Consider: Suppose citizens pick the Full Employment Party, whose sole goal is to reduce unemployment as much as possible. Four years later, suppose unemployment has in fact doubled. Has the Full Employment Party done a bad job? Not necessarily. Perhaps they did the best anyone could do under highly unfavorable circumstances. Perhaps any other set of policies would have resulted in even worse unemployment. To evaluate whether the Full Employment Party did their job, citizens need a tremendous amount of social scientific knowledge, knowledge which most citizens lack. Or, they would have to identify experts who can evaluate whether the Full Employment Party did their job. But if citizens were good at sorting through expert evaluations, we probably wouldn’t need to follow Christiano’s proposal in the first place.
Christiano devotes considerable space to trying to answer these sorts of objections. But I have a few other worries as well:
…why suppose that citizens are competent even to vote on aims or on purely normative issues? The problems we discussed in previous chapters—severe cognitive biases, political hooliganism, the lack of incentive to think rationally about politics—apply to normative as much as empirical considerations.

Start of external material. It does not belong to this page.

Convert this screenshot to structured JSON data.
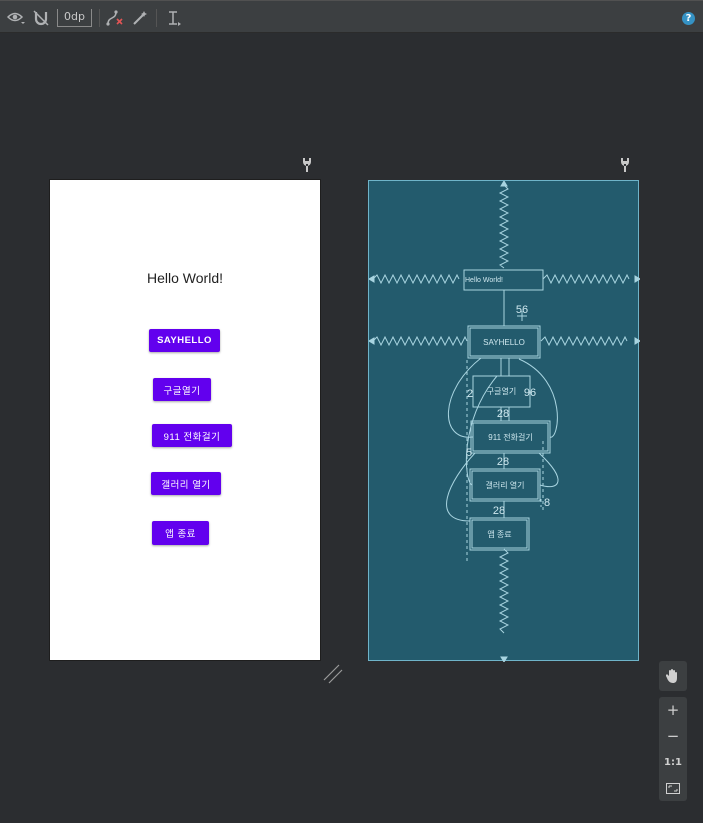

Further, Christiano and I have both seen first-hand thousands of times that many people cannot think clearly about values even when they have a strong incentive to do so. For instance, Christiano use to teach large introductory political philosophy classes at his university. Though the standards for these introductory classes are low, and even though students’ grades are at stake, many students cannot muster even a basic understanding of the most basic issues in political philosophy. Yet these students—many of whom will fail out of college—are among America’s intellectual elite.
Finally, it’s unclear how much we can disentangle normative and empirical considerations. Perhaps we can debate or rationally form beliefs about the most abstract or general principles of justice without needing any significant social scientific knowledge. (Whether this is so is heavily disputed in contemporary political philosophy.) But in the scenario Christiano proposes, political parties run on real platforms, e.g., protecting the environment vs. economic growth. We would need to know something about the possible tradeoffs and opportunity costs of such goals before we can form reasonable views of what our aims should be. Once again, this requires tremendous social scientific knowledge, knowledge that most citizens lack.
What do you think?